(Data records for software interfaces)
____________________
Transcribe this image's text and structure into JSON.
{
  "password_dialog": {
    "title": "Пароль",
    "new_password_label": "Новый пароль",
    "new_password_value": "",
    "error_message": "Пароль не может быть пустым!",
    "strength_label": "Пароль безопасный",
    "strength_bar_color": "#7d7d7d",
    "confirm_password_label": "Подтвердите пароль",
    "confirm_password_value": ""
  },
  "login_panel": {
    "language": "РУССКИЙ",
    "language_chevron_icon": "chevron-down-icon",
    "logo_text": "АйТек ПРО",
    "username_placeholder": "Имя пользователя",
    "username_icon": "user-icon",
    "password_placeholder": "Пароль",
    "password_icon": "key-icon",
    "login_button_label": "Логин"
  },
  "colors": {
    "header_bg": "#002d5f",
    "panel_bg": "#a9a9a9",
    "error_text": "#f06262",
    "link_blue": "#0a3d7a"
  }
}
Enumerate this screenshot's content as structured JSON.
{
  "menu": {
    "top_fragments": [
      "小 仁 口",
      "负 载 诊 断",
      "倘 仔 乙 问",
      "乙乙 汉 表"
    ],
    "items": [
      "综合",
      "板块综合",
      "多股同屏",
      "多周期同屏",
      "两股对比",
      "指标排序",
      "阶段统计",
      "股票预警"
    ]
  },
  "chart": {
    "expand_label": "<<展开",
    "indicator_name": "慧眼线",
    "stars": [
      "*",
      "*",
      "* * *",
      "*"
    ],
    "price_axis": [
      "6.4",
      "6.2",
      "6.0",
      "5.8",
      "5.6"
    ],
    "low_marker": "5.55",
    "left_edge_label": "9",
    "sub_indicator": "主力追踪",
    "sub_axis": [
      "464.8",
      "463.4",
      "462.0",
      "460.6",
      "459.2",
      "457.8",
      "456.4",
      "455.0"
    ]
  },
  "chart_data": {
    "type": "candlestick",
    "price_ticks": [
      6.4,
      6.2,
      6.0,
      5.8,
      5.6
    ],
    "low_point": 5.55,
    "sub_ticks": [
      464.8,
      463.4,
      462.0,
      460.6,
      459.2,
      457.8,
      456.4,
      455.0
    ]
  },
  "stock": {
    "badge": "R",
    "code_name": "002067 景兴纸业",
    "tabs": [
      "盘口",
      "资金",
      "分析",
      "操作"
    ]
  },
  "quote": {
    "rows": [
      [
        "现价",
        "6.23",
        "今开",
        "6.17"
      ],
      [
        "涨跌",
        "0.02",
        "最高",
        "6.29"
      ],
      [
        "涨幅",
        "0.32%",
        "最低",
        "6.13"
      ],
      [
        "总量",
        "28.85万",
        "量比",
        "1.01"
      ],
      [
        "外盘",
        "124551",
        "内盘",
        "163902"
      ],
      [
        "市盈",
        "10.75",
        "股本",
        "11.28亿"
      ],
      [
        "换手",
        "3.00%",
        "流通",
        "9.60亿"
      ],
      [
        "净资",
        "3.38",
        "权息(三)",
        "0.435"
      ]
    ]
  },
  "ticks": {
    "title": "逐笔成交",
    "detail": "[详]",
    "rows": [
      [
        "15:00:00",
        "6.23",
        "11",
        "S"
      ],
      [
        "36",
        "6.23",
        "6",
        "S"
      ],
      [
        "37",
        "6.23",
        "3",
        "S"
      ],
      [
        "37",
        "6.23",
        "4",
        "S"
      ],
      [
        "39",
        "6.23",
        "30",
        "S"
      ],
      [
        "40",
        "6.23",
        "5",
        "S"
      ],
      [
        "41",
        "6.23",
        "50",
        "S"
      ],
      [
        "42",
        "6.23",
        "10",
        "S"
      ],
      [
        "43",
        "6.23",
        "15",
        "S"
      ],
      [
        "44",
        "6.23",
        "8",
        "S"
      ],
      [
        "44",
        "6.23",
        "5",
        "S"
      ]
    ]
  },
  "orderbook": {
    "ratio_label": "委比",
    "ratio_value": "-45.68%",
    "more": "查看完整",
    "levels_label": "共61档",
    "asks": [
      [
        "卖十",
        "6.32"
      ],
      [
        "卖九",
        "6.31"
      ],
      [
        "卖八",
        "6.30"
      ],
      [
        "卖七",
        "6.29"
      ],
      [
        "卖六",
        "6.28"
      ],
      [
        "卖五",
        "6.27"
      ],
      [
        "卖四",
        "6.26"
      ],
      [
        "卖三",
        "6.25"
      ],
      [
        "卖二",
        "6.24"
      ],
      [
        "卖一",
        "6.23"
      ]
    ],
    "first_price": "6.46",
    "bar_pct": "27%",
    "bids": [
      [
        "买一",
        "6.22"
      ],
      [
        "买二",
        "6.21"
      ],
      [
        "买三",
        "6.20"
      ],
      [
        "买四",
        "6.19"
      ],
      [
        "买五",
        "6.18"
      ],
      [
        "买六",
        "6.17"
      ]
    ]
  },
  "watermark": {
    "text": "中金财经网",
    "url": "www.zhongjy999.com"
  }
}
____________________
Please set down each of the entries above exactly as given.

__TASK ANSWER__:
Transcribe this image's text and structure into JSON.
{
  "password_dialog": {
    "title": "Пароль",
    "new_password_label": "Новый пароль",
    "new_password_value": "",
    "error_message": "Пароль не может быть пустым!",
    "strength_label": "Пароль безопасный",
    "strength_bar_color": "#7d7d7d",
    "confirm_password_label": "Подтвердите пароль",
    "confirm_password_value": ""
  },
  "login_panel": {
    "language": "РУССКИЙ",
    "language_chevron_icon": "chevron-down-icon",
    "logo_text": "АйТек ПРО",
    "username_placeholder": "Имя пользователя",
    "username_icon": "user-icon",
    "password_placeholder": "Пароль",
    "password_icon": "key-icon",
    "login_button_label": "Логин"
  },
  "colors": {
    "header_bg": "#002d5f",
    "panel_bg": "#a9a9a9",
    "error_text": "#f06262",
    "link_blue": "#0a3d7a"
  }
}
Enumerate this screenshot's content as structured JSON.
{
  "menu": {
    "top_fragments": [
      "小 仁 口",
      "负 载 诊 断",
      "倘 仔 乙 问",
      "乙乙 汉 表"
    ],
    "items": [
      "综合",
      "板块综合",
      "多股同屏",
      "多周期同屏",
      "两股对比",
      "指标排序",
      "阶段统计",
      "股票预警"
    ]
  },
  "chart": {
    "expand_label": "<<展开",
    "indicator_name": "慧眼线",
    "stars": [
      "*",
      "*",
      "* * *",
      "*"
    ],
    "price_axis": [
      "6.4",
      "6.2",
      "6.0",
      "5.8",
      "5.6"
    ],
    "low_marker": "5.55",
    "left_edge_label": "9",
    "sub_indicator": "主力追踪",
    "sub_axis": [
      "464.8",
      "463.4",
      "462.0",
      "460.6",
      "459.2",
      "457.8",
      "456.4",
      "455.0"
    ]
  },
  "chart_data": {
    "type": "candlestick",
    "price_ticks": [
      6.4,
      6.2,
      6.0,
      5.8,
      5.6
    ],
    "low_point": 5.55,
    "sub_ticks": [
      464.8,
      463.4,
      462.0,
      460.6,
      459.2,
      457.8,
      456.4,
      455.0
    ]
  },
  "stock": {
    "badge": "R",
    "code_name": "002067 景兴纸业",
    "tabs": [
      "盘口",
      "资金",
      "分析",
      "操作"
    ]
  },
  "quote": {
    "rows": [
      [
        "现价",
        "6.23",
        "今开",
        "6.17"
      ],
      [
        "涨跌",
        "0.02",
        "最高",
        "6.29"
      ],
      [
        "涨幅",
        "0.32%",
        "最低",
        "6.13"
      ],
      [
        "总量",
        "28.85万",
        "量比",
        "1.01"
      ],
      [
        "外盘",
        "124551",
        "内盘",
        "163902"
      ],
      [
        "市盈",
        "10.75",
        "股本",
        "11.28亿"
      ],
      [
        "换手",
        "3.00%",
        "流通",
        "9.60亿"
      ],
      [
        "净资",
        "3.38",
        "权息(三)",
        "0.435"
      ]
    ]
  },
  "ticks": {
    "title": "逐笔成交",
    "detail": "[详]",
    "rows": [
      [
        "15:00:00",
        "6.23",
        "11",
        "S"
      ],
      [
        "36",
        "6.23",
        "6",
        "S"
      ],
      [
        "37",
        "6.23",
        "3",
        "S"
      ],
      [
        "37",
        "6.23",
        "4",
        "S"
      ],
      [
        "39",
        "6.23",
        "30",
        "S"
      ],
      [
        "40",
        "6.23",
        "5",
        "S"
      ],
      [
        "41",
        "6.23",
        "50",
        "S"
      ],
      [
        "42",
        "6.23",
        "10",
        "S"
      ],
      [
        "43",
        "6.23",
        "15",
        "S"
      ],
      [
        "44",
        "6.23",
        "8",
        "S"
      ],
      [
        "44",
        "6.23",
        "5",
        "S"
      ]
    ]
  },
  "orderbook": {
    "ratio_label": "委比",
    "ratio_value": "-45.68%",
    "more": "查看完整",
    "levels_label": "共61档",
    "asks": [
      [
        "卖十",
        "6.32"
      ],
      [
        "卖九",
        "6.31"
      ],
      [
        "卖八",
        "6.30"
      ],
      [
        "卖七",
        "6.29"
      ],
      [
        "卖六",
        "6.28"
      ],
      [
        "卖五",
        "6.27"
      ],
      [
        "卖四",
        "6.26"
      ],
      [
        "卖三",
        "6.25"
      ],
      [
        "卖二",
        "6.24"
      ],
      [
        "卖一",
        "6.23"
      ]
    ],
    "first_price": "6.46",
    "bar_pct": "27%",
    "bids": [
      [
        "买一",
        "6.22"
      ],
      [
        "买二",
        "6.21"
      ],
      [
        "买三",
        "6.20"
      ],
      [
        "买四",
        "6.19"
      ],
      [
        "买五",
        "6.18"
      ],
      [
        "买六",
        "6.17"
      ]
    ]
  },
  "watermark": {
    "text": "中金财经网",
    "url": "www.zhongjy999.com"
  }
}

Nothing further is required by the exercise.